How does this apply to AV? We typically don’t have the lives of hundreds of people in our hands, and I haven’t heard of an AV Dude or Dudette being called an American hero…yet. But we can use the idea of checklists to make more money and/or get home to our families quicker. The AV9000 checklists are incredible: I love them. I live them. They make me happy. However, they would not be considered a “great checklist.” They do assure completeness and they are continuously improved. However, they are not concise; their task is simply too large to be shortened. Nonetheless, they can be applied to any type of AV system you throw at them, which is a huge plus. If our “AV plane” was going to crash and burn, however, they would be too long to save the lives of all the signals that were being transported.
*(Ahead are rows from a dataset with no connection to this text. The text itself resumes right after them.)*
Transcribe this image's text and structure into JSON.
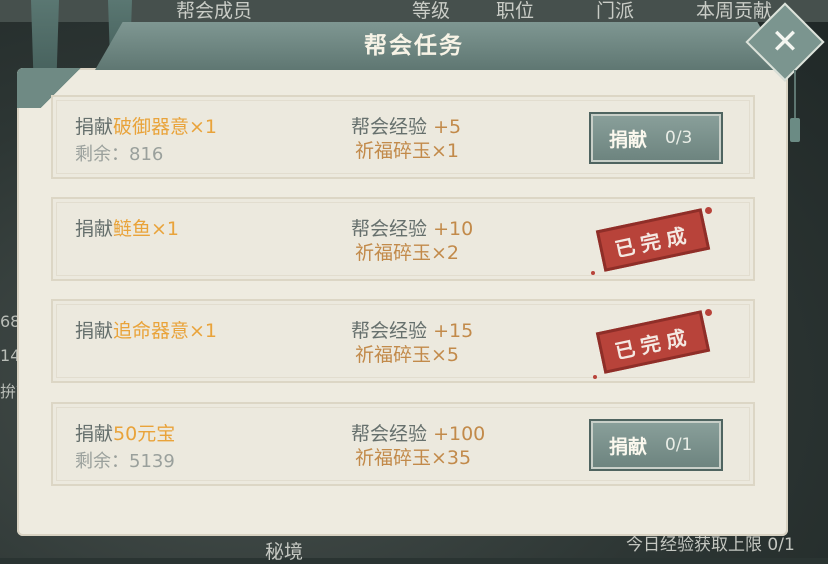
{
  "background": {
    "columns": [
      "帮会成员",
      "等级",
      "职位",
      "门派",
      "本周贡献"
    ],
    "side_fragments": [
      "68",
      "14",
      "拚市"
    ],
    "bottom_left": "秘境",
    "bottom_right": "今日经验获取上限 0/1"
  },
  "dialog": {
    "title": "帮会任务",
    "close_symbol": "✕"
  },
  "tasks": [
    {
      "prefix": "捐献",
      "item": "破御器意×1",
      "remain": "剩余：816",
      "reward_exp_label": "帮会经验",
      "reward_exp_value": "+5",
      "reward_item": "祈福碎玉×1",
      "status": "button",
      "button_label": "捐献",
      "button_count": "0/3"
    },
    {
      "prefix": "捐献",
      "item": "鲢鱼×1",
      "remain": "",
      "reward_exp_label": "帮会经验",
      "reward_exp_value": "+10",
      "reward_item": "祈福碎玉×2",
      "status": "done",
      "stamp_text": "已完成"
    },
    {
      "prefix": "捐献",
      "item": "追命器意×1",
      "remain": "",
      "reward_exp_label": "帮会经验",
      "reward_exp_value": "+15",
      "reward_item": "祈福碎玉×5",
      "status": "done",
      "stamp_text": "已完成"
    },
    {
      "prefix": "捐献",
      "item": "50元宝",
      "remain": "剩余：5139",
      "reward_exp_label": "帮会经验",
      "reward_exp_value": "+100",
      "reward_item": "祈福碎玉×35",
      "status": "button",
      "button_label": "捐献",
      "button_count": "0/1"
    }
  ],
  "colors": {
    "accent_item": "#e9a33a",
    "reward_text": "#c28a4a",
    "stamp_red": "#b8433a",
    "button_green": "#7b918c"
  }
}
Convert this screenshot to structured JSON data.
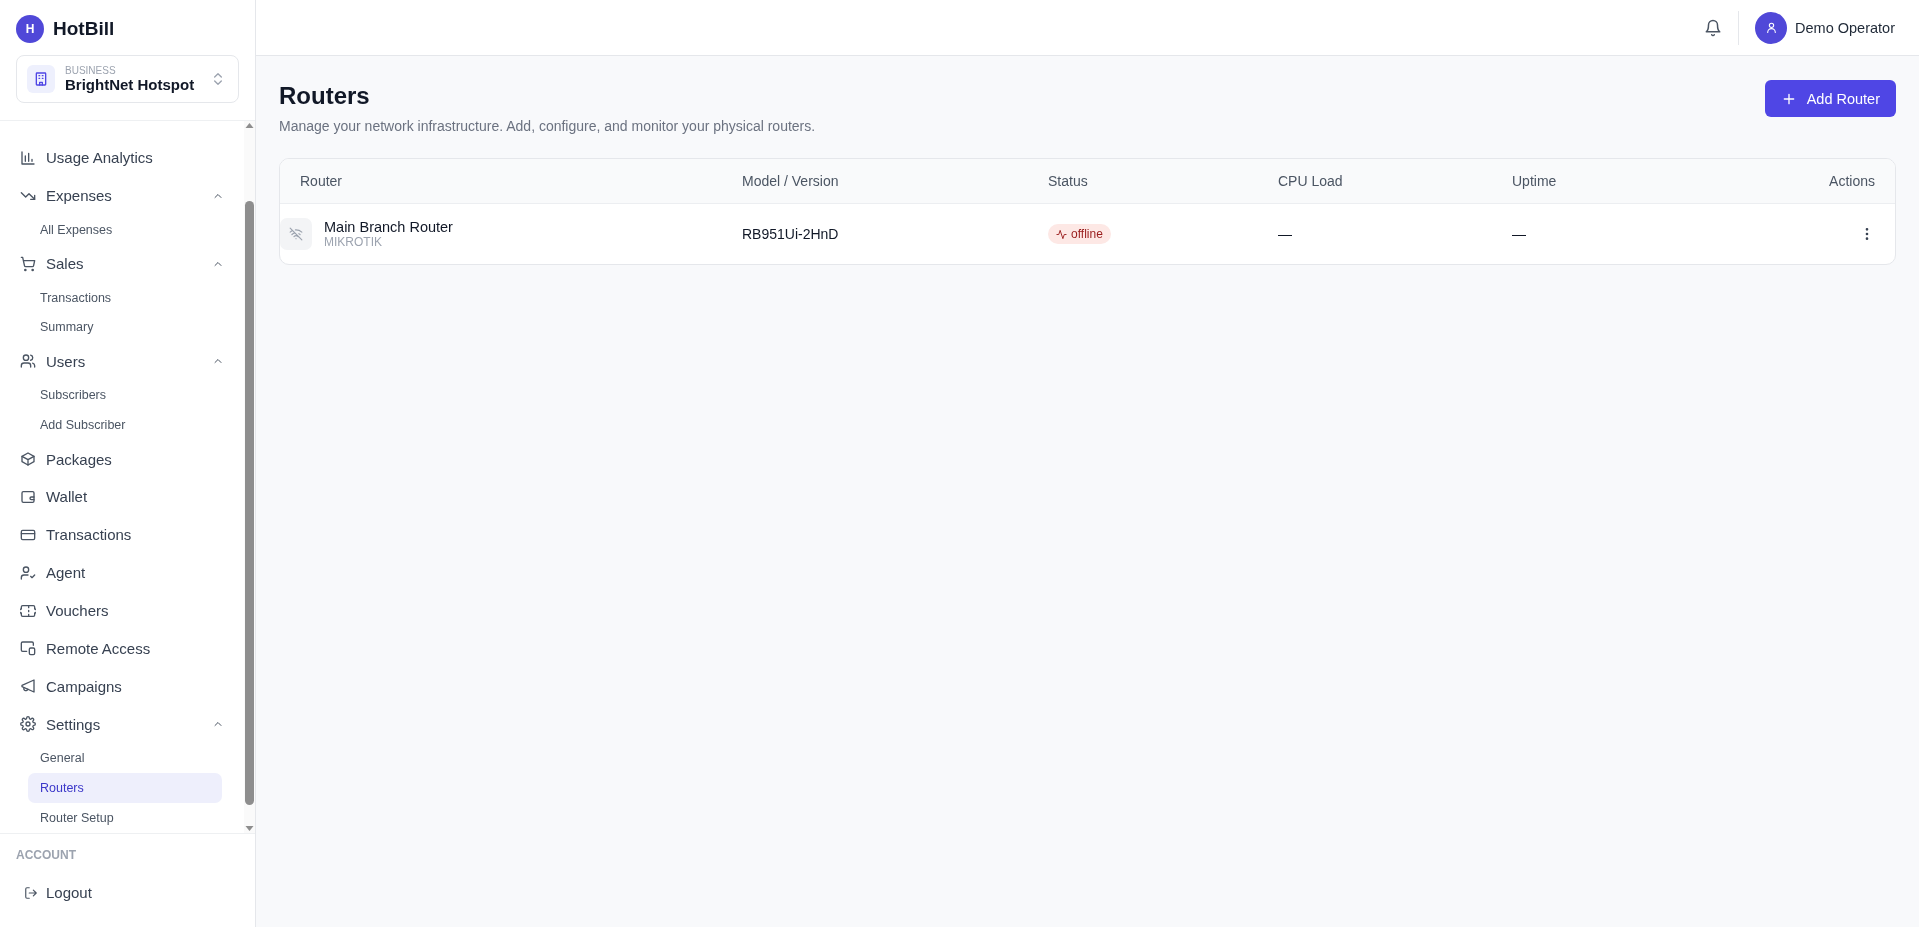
{
  "brand": {
    "logo_letter": "H",
    "name": "HotBill"
  },
  "business_switcher": {
    "label": "BUSINESS",
    "name": "BrightNet Hotspot"
  },
  "sidebar": {
    "items": [
      {
        "kind": "item",
        "label": "Usage Analytics",
        "selected": false
      },
      {
        "kind": "group",
        "label": "Expenses",
        "expanded": true,
        "children": [
          {
            "label": "All Expenses",
            "selected": false
          }
        ]
      },
      {
        "kind": "group",
        "label": "Sales",
        "expanded": true,
        "children": [
          {
            "label": "Transactions",
            "selected": false
          },
          {
            "label": "Summary",
            "selected": false
          }
        ]
      },
      {
        "kind": "group",
        "label": "Users",
        "expanded": true,
        "children": [
          {
            "label": "Subscribers",
            "selected": false
          },
          {
            "label": "Add Subscriber",
            "selected": false
          }
        ]
      },
      {
        "kind": "item",
        "label": "Packages",
        "selected": false
      },
      {
        "kind": "item",
        "label": "Wallet",
        "selected": false
      },
      {
        "kind": "item",
        "label": "Transactions",
        "selected": false
      },
      {
        "kind": "item",
        "label": "Agent",
        "selected": false
      },
      {
        "kind": "item",
        "label": "Vouchers",
        "selected": false
      },
      {
        "kind": "item",
        "label": "Remote Access",
        "selected": false
      },
      {
        "kind": "item",
        "label": "Campaigns",
        "selected": false
      },
      {
        "kind": "group",
        "label": "Settings",
        "expanded": true,
        "children": [
          {
            "label": "General",
            "selected": false
          },
          {
            "label": "Routers",
            "selected": true
          },
          {
            "label": "Router Setup",
            "selected": false
          }
        ]
      }
    ],
    "account": {
      "heading": "ACCOUNT",
      "logout": "Logout"
    }
  },
  "header": {
    "user_name": "Demo Operator"
  },
  "page": {
    "title": "Routers",
    "subtitle": "Manage your network infrastructure. Add, configure, and monitor your physical routers.",
    "add_button": "Add Router"
  },
  "table": {
    "columns": [
      "Router",
      "Model / Version",
      "Status",
      "CPU Load",
      "Uptime",
      "Actions"
    ],
    "rows": [
      {
        "name": "Main Branch Router",
        "vendor": "MIKROTIK",
        "model": "RB951Ui-2HnD",
        "status": "offline",
        "cpu_load": "—",
        "uptime": "—"
      }
    ]
  }
}
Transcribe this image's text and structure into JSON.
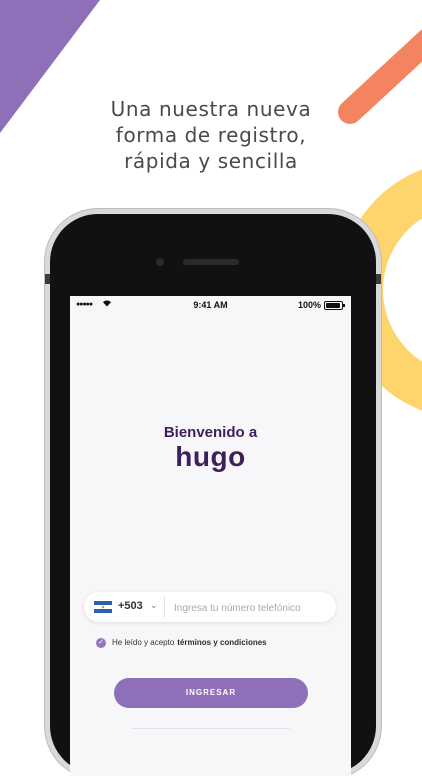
{
  "promo": {
    "line1": "Una nuestra nueva",
    "line2": "forma de registro,",
    "line3": "rápida y sencilla"
  },
  "colors": {
    "purple_accent": "#8e70b8",
    "brand_dark": "#3d1f5c",
    "orange": "#f4845f",
    "yellow": "#fdd56c"
  },
  "status_bar": {
    "time": "9:41 AM",
    "battery": "100%",
    "signal": "●●●●●"
  },
  "welcome": {
    "title": "Bienvenido a",
    "brand": "hugo"
  },
  "phone_form": {
    "country_code": "+503",
    "placeholder": "Ingresa tu número telefónico"
  },
  "terms": {
    "text": "He leído y acepto",
    "link": "términos y condiciones",
    "checked": true
  },
  "submit_label": "INGRESAR"
}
That got me thinking about coming up with a book of great AV checklists similar to a pilot’s book of checklists. The staging and commissioning checklists certainly would be included and, just like a preflight checklist, are a little longer than great checklists should be.
Imagine a book or app that includes a wide variety of great AV troubleshooting checklists. Thus, if you’re installing an audio system, the far end complains of echo and it’s 6:00pm on a Friday night, what do you do? You click on the AV Checklists app on your phone, go to the audio section, go the conferencing section, click on echo, and there are nine steps you can quickly perform to trace down the issue:
- Confirm that all microphones are measuring 0dB at the mixer.
- Confirm that the incoming far-end audio also measures 0dB at the mixer.
- Confirm that the far-end audio is included in the echo reference, and the microphones are using the appropriate echo reference.
- Confirm that the echo reference is showing 0dB of level at the mixer.
- Confirm that the transmit audio is leaving the mixer at 0dB.
- Optimize the ERL of the room.
- Confirm that the system functions with only one microphone, and build from there.
- Confirm that echo goes away with less level from the far end in the room.
- Confirm that the problem exists with different far ends.
Would this save your team time? As an experienced integrator, would you remember to check all nine steps quickly, or might you forget to try one or two? Do you think this minimizes your AV experience in any way? (Imagine an IT guy who has been thrown into the AV world trying to “optimize ERL!” You still have to know what you’re doing with checklists; they are just another tool.) As a new integrator, would this help you learn faster? Would this help you keep track of what has been tested already during troubleshooting, saving you further time? If this were a different issue (EDID configuration of a chain of video processors, for example) that took you hours to troubleshoot three years ago, would it be handy to have a quick list of things to check so you don’t have to wrack your brain trying to remember them all?
That’s the power of checklists.